The next evening I went back to the wall; but not to play at potting dragons and unicorns. I had aged. It was time to put away childish things. I went to meditate, to school my spirit, to fortify my soul. It was very pleasant to feel so old, so sophisticated, and I practiced all the poses of dejection; but in time the quiet of the familiar street shed its balm upon me. I reflected that Dante had been true to Beatrice, even after he had married and she had died, for some thirty years. Should I grow discouraged in scarce as many days?

Suddenly I looked up. Over the wall were peering two large round yellow-green eyes.

‘It’s an ore!’ I whispered to myself.

Now, I had long since devised a method of dealing with ores. It consisted in whirling round and round on the pavement immediately beneath them until they became dizzy and fell off the wall, when they could be easily dispatched with a sword; and so I began whirling on my heel. So intent was I on this exercise, looking up meanwhile into the scared eyes of the cat above, that I was unaware that some one was approaching. Any one who has ever tried spinning like a whirligig while looking upward has probably fared as I did. I turned giddy much sooner than the orc and sat suddenly down directly in front of a young lady who, vibrating above me, gave voice to a musical little shriek, half of laughter, half of terror. It was my Beatrice.
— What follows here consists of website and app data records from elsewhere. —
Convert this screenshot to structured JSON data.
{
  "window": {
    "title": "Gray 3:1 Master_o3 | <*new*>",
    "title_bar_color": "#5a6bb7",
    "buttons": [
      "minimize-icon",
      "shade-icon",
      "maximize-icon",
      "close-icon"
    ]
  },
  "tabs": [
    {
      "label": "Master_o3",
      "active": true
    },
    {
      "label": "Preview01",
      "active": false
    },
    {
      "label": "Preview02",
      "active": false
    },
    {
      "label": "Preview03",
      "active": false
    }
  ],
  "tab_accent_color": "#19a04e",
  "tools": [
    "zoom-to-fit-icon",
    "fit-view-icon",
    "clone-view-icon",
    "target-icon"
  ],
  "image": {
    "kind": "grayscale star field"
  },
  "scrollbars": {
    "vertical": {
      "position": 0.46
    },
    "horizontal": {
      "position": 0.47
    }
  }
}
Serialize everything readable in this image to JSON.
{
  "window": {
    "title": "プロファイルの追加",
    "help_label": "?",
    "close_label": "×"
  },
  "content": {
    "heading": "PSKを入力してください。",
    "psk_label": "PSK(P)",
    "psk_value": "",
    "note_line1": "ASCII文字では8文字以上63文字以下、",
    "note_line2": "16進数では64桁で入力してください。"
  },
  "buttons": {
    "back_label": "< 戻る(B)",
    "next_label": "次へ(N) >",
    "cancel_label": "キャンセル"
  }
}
There is no more to tell. I had no precedent for any such exigency as this. Dante could not help me. My love-affair ended there and then.

A few weeks ago I saw the wall again after many years. There was a cat sitting on top in the sun. She could hardly have been the orc. I put my hands on the coping and pulled myself up and looked over. I wish I had not done so.